Consequently we spent some time thinking about insulation. The greatest weak point is the lack of thermal isolation at the floor, so that's what we decided to tackle first. I didn't like the idea of cutting pieces of isomil to fit - it seemed like an insensibly-large job. I didn't think fibreglass matting would handle being fitted to the underside of the van (too much water) and there isn't really clearance to raise the floor. We finally settled on a closed-cell polyurethane spray foam, which is available in a DIY kit . I finally got around to applying it this weekend. Donning a disposable paper boilersuit and a vapour filter mask, I felt I looked like an extra from a B-grade NBC disaster movie. Michelle took the obligatory silly photos, which I'll post here one of these days for giggles, and I set about it. I should point out that the spray foam kit includes to canisters containing some fairly nasty stuff which, when mixed, is fluffy, gets everywhere, is sticky, and sets hard really quickly. It is extremely hard to clean up - soap and water, spirits and petrol do nothing to shift it - the brochure says that once set it can only be removed using "mechanical means". In my case this involved a painful application of potscourer to hands. The paper boiler suit with silly hood is ABSOLUTELY indispensable, don't use this stuff without it. Lying on your back in 2ft of clearance under the caravan, rolling in gravel and nettles, is unpleasant enought on its own - getting the gravel irreversibly glued to you in the process is just delightful. The vapours produced are also quite an irritant - while the vapour filter initially seemed like overkill, I certainly recommend it. Stupidly I didn't where gloves - a pair of disposable latex gloves would have saved me a great deal of trouble.
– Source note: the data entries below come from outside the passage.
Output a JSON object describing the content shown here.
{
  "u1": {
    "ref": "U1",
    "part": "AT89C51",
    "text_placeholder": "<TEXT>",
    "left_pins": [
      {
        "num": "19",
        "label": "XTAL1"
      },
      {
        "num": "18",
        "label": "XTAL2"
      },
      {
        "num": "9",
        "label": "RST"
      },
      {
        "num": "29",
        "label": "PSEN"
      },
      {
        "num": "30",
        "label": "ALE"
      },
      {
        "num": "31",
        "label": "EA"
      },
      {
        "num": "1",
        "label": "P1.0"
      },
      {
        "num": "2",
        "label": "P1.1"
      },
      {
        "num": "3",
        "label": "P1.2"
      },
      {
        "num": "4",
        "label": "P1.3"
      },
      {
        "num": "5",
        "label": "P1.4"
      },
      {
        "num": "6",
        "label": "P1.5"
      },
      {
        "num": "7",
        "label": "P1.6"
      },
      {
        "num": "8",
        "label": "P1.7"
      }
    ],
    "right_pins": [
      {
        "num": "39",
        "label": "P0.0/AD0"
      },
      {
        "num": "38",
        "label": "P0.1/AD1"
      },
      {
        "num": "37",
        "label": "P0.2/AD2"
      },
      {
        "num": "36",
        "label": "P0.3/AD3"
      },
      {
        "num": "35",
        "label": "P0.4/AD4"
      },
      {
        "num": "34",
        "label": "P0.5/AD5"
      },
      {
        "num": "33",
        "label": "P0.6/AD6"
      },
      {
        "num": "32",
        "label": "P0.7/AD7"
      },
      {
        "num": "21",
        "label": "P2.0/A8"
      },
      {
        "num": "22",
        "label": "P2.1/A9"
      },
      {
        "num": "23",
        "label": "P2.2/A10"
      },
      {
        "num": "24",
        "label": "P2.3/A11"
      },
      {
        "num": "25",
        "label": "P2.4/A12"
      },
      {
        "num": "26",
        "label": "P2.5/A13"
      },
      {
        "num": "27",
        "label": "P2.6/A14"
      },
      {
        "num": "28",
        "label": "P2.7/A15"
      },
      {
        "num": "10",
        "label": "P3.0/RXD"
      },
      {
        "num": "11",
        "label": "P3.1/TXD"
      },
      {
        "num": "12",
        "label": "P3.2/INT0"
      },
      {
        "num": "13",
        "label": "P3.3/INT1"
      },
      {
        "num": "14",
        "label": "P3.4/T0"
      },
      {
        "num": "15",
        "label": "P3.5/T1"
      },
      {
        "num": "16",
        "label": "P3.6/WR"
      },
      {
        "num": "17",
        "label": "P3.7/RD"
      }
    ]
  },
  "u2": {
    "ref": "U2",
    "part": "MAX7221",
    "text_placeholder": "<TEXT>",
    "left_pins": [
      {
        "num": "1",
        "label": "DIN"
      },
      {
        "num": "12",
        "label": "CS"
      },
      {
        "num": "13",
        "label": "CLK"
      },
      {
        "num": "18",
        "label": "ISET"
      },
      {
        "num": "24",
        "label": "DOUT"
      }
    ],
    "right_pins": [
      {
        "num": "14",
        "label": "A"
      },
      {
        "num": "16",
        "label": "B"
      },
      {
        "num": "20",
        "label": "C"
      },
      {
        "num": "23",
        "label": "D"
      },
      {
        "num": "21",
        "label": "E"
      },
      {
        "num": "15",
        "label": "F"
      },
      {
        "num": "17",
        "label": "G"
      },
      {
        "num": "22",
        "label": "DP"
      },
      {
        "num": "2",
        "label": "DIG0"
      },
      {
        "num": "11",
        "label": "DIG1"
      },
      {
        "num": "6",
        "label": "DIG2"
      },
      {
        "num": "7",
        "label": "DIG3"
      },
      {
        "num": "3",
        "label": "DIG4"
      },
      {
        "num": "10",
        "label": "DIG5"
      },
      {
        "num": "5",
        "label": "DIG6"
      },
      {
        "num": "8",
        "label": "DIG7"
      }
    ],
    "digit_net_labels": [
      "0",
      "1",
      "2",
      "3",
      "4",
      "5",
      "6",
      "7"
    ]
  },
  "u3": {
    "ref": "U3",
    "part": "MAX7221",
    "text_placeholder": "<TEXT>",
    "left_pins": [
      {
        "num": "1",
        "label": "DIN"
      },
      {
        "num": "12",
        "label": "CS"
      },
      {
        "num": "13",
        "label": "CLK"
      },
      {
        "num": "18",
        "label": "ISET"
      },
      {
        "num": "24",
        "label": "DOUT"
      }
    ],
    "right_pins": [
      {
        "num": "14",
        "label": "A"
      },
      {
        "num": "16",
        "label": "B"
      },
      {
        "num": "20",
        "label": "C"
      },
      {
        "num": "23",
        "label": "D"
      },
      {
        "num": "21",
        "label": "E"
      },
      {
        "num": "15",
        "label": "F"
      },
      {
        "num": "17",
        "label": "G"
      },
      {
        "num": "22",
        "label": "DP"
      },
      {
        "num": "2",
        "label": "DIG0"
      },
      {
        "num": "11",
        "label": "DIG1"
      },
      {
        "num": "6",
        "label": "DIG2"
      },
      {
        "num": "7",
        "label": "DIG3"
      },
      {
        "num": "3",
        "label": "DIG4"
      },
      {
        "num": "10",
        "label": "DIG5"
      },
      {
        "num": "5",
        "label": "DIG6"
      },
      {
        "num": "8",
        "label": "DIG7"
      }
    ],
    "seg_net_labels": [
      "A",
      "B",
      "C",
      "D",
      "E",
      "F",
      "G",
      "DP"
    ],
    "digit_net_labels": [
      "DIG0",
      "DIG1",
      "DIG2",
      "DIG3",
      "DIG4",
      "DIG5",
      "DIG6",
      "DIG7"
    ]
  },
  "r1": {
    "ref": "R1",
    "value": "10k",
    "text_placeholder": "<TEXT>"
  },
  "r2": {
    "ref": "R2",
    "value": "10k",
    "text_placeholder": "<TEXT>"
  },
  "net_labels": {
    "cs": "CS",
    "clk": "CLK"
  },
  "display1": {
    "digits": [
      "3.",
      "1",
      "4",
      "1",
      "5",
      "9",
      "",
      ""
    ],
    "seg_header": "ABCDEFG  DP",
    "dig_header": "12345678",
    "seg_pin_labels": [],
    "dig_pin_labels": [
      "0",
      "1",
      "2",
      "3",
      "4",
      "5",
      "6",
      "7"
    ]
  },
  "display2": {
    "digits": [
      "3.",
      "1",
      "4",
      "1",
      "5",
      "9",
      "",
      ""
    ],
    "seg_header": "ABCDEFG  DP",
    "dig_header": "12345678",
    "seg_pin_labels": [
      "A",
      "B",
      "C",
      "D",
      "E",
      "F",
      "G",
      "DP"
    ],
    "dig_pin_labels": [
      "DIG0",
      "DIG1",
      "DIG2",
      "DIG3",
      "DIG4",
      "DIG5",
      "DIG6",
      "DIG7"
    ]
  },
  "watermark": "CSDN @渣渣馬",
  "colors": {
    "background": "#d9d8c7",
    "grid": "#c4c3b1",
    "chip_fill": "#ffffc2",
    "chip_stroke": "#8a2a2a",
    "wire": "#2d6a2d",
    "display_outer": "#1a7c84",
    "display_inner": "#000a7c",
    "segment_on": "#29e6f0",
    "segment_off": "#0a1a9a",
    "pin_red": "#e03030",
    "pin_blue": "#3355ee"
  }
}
In spite of all that, the foam is amazing stuff - you spray on a skinny layer of mousse, and it quickly expands to a few inches thick. Within a few minutes it's set hard, and can be cut with a saw. It's really easy to spray into awkward corners, where it will expand to provide good coverage. It's pretty much totally waterproof, and is one of the most effective commercially-available forms of insulation. The old van is already maintaining temperatures well above ambient with just the server and UPS running. I'm not sure if that will be enough - we may need to do the roof, and possibly the walls (they do a version which expands more slowly, suitable for injection into wall cavities), and maybe double-glazing - but just doing the floor has made a significant different already, to the point where the oil-filled radiator will hopefully be able to cope, even if it isn't very efficient. Also, I've always wondered about the wisdom of having chipboard more-or-less exposed to the elements - now it's nicely sealed off. The van is clearly quite old; hopefully this will help it last a few more years!